Prompt:
Find the lines of data that contain the string "Molecular", then list them.
____________________
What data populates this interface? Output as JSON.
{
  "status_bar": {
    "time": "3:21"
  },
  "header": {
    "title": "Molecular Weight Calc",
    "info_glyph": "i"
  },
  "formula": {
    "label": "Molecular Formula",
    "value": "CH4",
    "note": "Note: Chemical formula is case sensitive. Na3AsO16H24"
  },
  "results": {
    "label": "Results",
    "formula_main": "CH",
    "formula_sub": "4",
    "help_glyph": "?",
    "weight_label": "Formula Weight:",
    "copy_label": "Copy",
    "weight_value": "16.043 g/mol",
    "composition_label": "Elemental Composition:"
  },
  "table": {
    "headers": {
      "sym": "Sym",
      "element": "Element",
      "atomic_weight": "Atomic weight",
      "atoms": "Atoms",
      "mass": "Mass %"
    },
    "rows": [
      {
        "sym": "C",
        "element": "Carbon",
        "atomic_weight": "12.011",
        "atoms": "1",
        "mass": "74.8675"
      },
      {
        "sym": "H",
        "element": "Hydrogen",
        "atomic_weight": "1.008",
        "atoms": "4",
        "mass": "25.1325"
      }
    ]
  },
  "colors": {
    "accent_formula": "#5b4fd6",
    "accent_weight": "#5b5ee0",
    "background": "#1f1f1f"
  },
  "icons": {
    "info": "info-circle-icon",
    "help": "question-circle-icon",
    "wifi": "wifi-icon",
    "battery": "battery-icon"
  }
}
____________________
Reply:
    "title": "Molecular Weight Calc",
    "label": "Molecular Formula",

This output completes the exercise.